As part of the history of Spain, we’ve heard how the Muslim conquerors from Northern Africa had a flourishing culture of literature and science—and that much of it was lost when the Arabs were driven out of Spain.  But wait!  All was not lost.  Some of those priceless books, written in Arabic and other North African languages were hidden away by families and clans living in the desert and in the cities.  As were manuscripts written in Africa about astronomy, agriculture, religion, and poetry.  These were considered so valuable they hadn’t seen the light of day for centuries.

From the Simon & Schuster site:
“In the 1980s, a young adventurer and collector for a government library, Abdel Kader Haidara, journeyed across the Sahara Desert and along the Niger River, tracking down and salvaging tens of thousands of ancient Islamic and secular manuscripts that had fallen into obscurity. The Bad-Ass Librarians of Timbuktu tells the incredible story of how Haidara, a mild-mannered archivist and historian from the legendary city of Timbuktu, later became one of the world’s greatest and most brazen smugglers.
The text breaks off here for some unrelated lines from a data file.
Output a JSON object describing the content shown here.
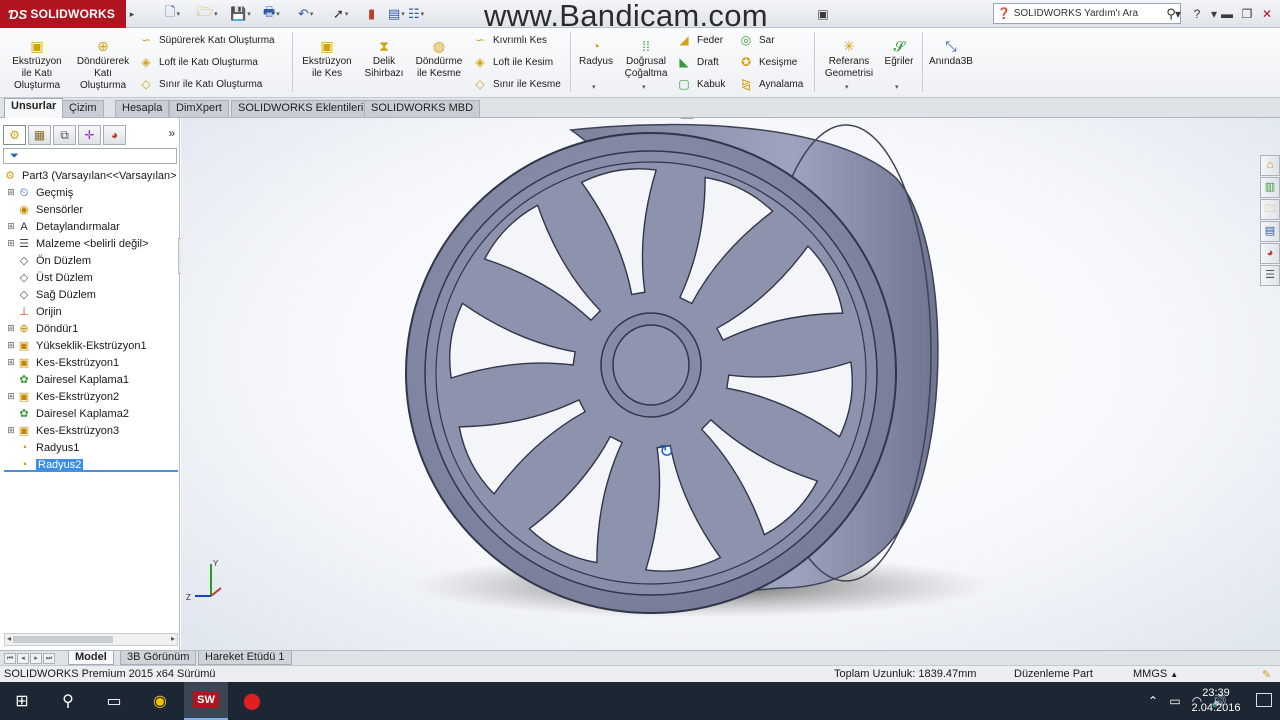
{
  "titlebar": {
    "app_name": "SOLIDWORKS",
    "watermark": "www.Bandicam.com",
    "search_placeholder": "SOLIDWORKS Yardım'ı Ara"
  },
  "command_manager": {
    "extrude_boss": "Ekstrüzyon ile Katı Oluşturma",
    "revolve_boss": "Döndürerek Katı Oluşturma",
    "swept_boss": "Süpürerek Katı Oluşturma",
    "lofted_boss": "Loft ile Katı Oluşturma",
    "boundary_boss": "Sınır ile Katı Oluşturma",
    "extrude_cut": "Ekstrüzyon ile Kes",
    "hole_wizard": "Delik Sihirbazı",
    "revolve_cut": "Döndürme ile Kesme",
    "swept_cut": "Kıvrımlı Kes",
    "lofted_cut": "Loft ile Kesim",
    "boundary_cut": "Sınır ile Kesme",
    "fillet": "Radyus",
    "linear_pattern": "Doğrusal Çoğaltma",
    "rib": "Feder",
    "draft": "Draft",
    "shell": "Kabuk",
    "wrap": "Sar",
    "intersect": "Kesişme",
    "mirror": "Aynalama",
    "reference_geometry": "Referans Geometrisi",
    "curves": "Eğriler",
    "instant3d": "Anında3B"
  },
  "tabs": [
    "Unsurlar",
    "Çizim",
    "Hesapla",
    "DimXpert",
    "SOLIDWORKS Eklentileri",
    "SOLIDWORKS MBD"
  ],
  "feature_tree": {
    "filter_icon": "funnel-icon",
    "root": "Part3  (Varsayılan<<Varsayılan>",
    "items": [
      {
        "label": "Geçmiş",
        "expandable": true,
        "icon": "history-icon"
      },
      {
        "label": "Sensörler",
        "expandable": false,
        "icon": "sensor-icon"
      },
      {
        "label": "Detaylandırmalar",
        "expandable": true,
        "icon": "annotation-icon"
      },
      {
        "label": "Malzeme <belirli değil>",
        "expandable": true,
        "icon": "material-icon"
      },
      {
        "label": "Ön Düzlem",
        "expandable": false,
        "icon": "plane-icon"
      },
      {
        "label": "Üst Düzlem",
        "expandable": false,
        "icon": "plane-icon"
      },
      {
        "label": "Sağ Düzlem",
        "expandable": false,
        "icon": "plane-icon"
      },
      {
        "label": "Orijin",
        "expandable": false,
        "icon": "origin-icon"
      },
      {
        "label": "Döndür1",
        "expandable": true,
        "icon": "revolve-icon"
      },
      {
        "label": "Yükseklik-Ekstrüzyon1",
        "expandable": true,
        "icon": "extrude-icon"
      },
      {
        "label": "Kes-Ekstrüzyon1",
        "expandable": true,
        "icon": "cut-extrude-icon"
      },
      {
        "label": "Dairesel Kaplama1",
        "expandable": false,
        "icon": "circular-pattern-icon"
      },
      {
        "label": "Kes-Ekstrüzyon2",
        "expandable": true,
        "icon": "cut-extrude-icon"
      },
      {
        "label": "Dairesel Kaplama2",
        "expandable": false,
        "icon": "circular-pattern-icon"
      },
      {
        "label": "Kes-Ekstrüzyon3",
        "expandable": true,
        "icon": "cut-extrude-icon"
      },
      {
        "label": "Radyus1",
        "expandable": false,
        "icon": "fillet-icon"
      },
      {
        "label": "Radyus2",
        "expandable": false,
        "icon": "fillet-icon",
        "selected": true
      }
    ]
  },
  "bottom_tabs": [
    "Model",
    "3B Görünüm",
    "Hareket Etüdü 1"
  ],
  "statusbar": {
    "version": "SOLIDWORKS Premium 2015 x64 Sürümü",
    "total_length": "Toplam Uzunluk: 1839.47mm",
    "mode": "Düzenleme Part",
    "units": "MMGS"
  },
  "taskbar": {
    "time": "23:39",
    "date": "2.04.2016"
  },
  "colors": {
    "brand": "#b0151f",
    "wheel": "#8d93ad",
    "selection": "#3a8ee6"
  }
}
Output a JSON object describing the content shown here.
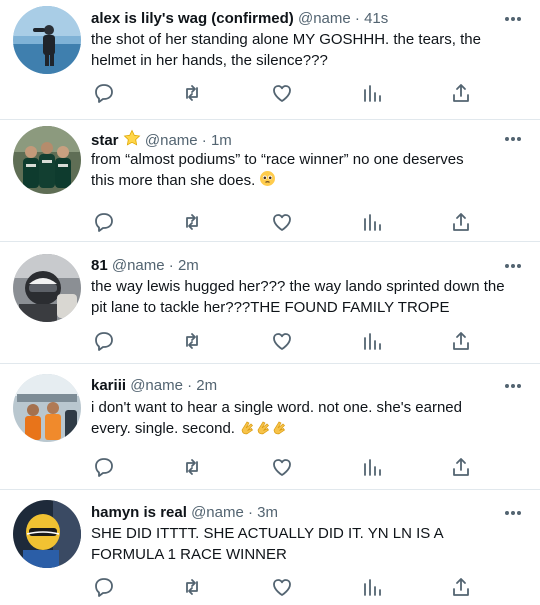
{
  "tweets": [
    {
      "display_name": "alex is lily's wag (confirmed)",
      "handle": "@name",
      "separator": "·",
      "time": "41s",
      "text": "the shot of her standing alone MY GOSHHH. the tears, the helmet in her hands, the silence???",
      "avatar": "avatar-person-ocean"
    },
    {
      "display_name": "star",
      "name_badge": "star-emoji",
      "handle": "@name",
      "separator": "·",
      "time": "1m",
      "text_line1": "from “almost podiums” to “race winner” no one deserves",
      "text_line2": "this more than she does.",
      "trailing_emoji": "pleading-face-emoji",
      "avatar": "avatar-team-group"
    },
    {
      "display_name": "81",
      "handle": "@name",
      "separator": "·",
      "time": "2m",
      "text": "the way lewis hugged her??? the way lando sprinted down the pit lane to tackle her???THE FOUND FAMILY TROPE",
      "avatar": "avatar-helmet-driver"
    },
    {
      "display_name": "kariii",
      "handle": "@name",
      "separator": "·",
      "time": "2m",
      "text_line1": "i don't want to hear a single word. not one. she's earned",
      "text_line2": "every. single. second.",
      "trailing_emoji": "clapping-hands-emoji x3",
      "avatar": "avatar-paddock-crew"
    },
    {
      "display_name": "hamyn is real",
      "handle": "@name",
      "separator": "·",
      "time": "3m",
      "text": "SHE DID ITTTT. SHE ACTUALLY DID IT. YN LN IS A FORMULA 1 RACE WINNER",
      "avatar": "avatar-yellow-helmet"
    }
  ],
  "actions": [
    "reply-icon",
    "retweet-icon",
    "like-icon",
    "analytics-icon",
    "share-icon"
  ],
  "colors": {
    "text": "#0f1419",
    "meta": "#536471",
    "icon": "#536471",
    "divider": "#e1e8ed"
  }
}
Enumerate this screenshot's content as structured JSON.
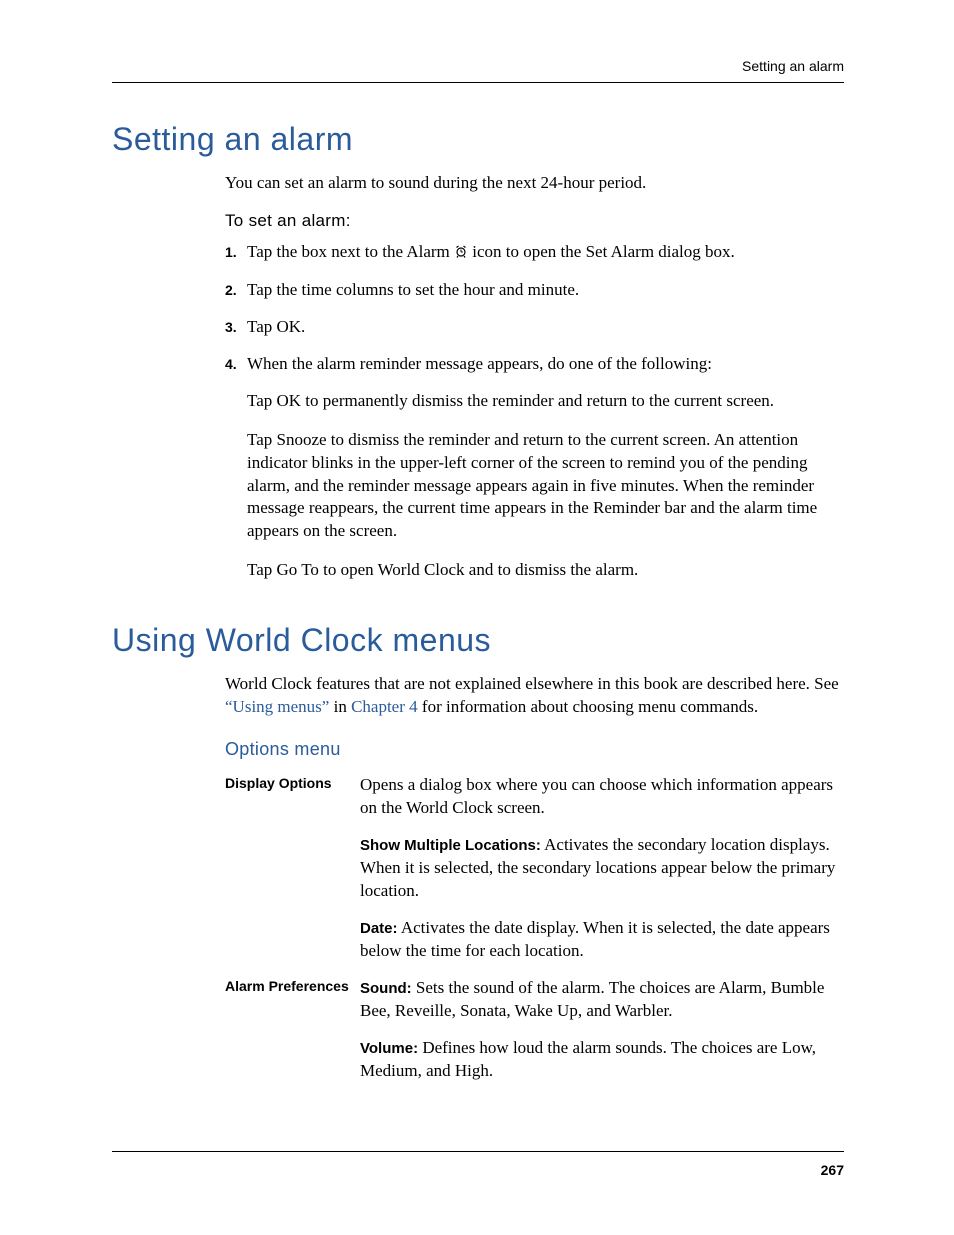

In 2012, thousands of Al Qaeda militants from northwest Africa seized control of most of Mali, including Timbuktu. They imposed Sharia law, … threatened to destroy the great manuscripts. As the militants tightened their control over Timbuktu, Haidara organized a dangerous operation to sneak all 350,000 volumes out of the city to the safety of southern Mali.”

There are three parts to the book:  the first describes the history of the texts and Haidara’s harvest.  The second details the political background for the rise of Al Qaeda in Mali.  The third tells the story of the rescue.  It’s easy reading except for the middle, where the similar Muslim names continue to challenge me.  

The author, Joshua Hammer, spent years in Mali.  In 2014, he wrote an account of the manuscripts in National Geographic.  Here you can see a few photos to enhance the story.  The book itself has only one unreadable map and no photos.  What a shame.  It’s an interesting book that I recommend for history buffs. http://news.nationalgeographic.com/news/innovators/2014/04/140421-haidara-timbuktu-manuscripts-mali-library-conservation/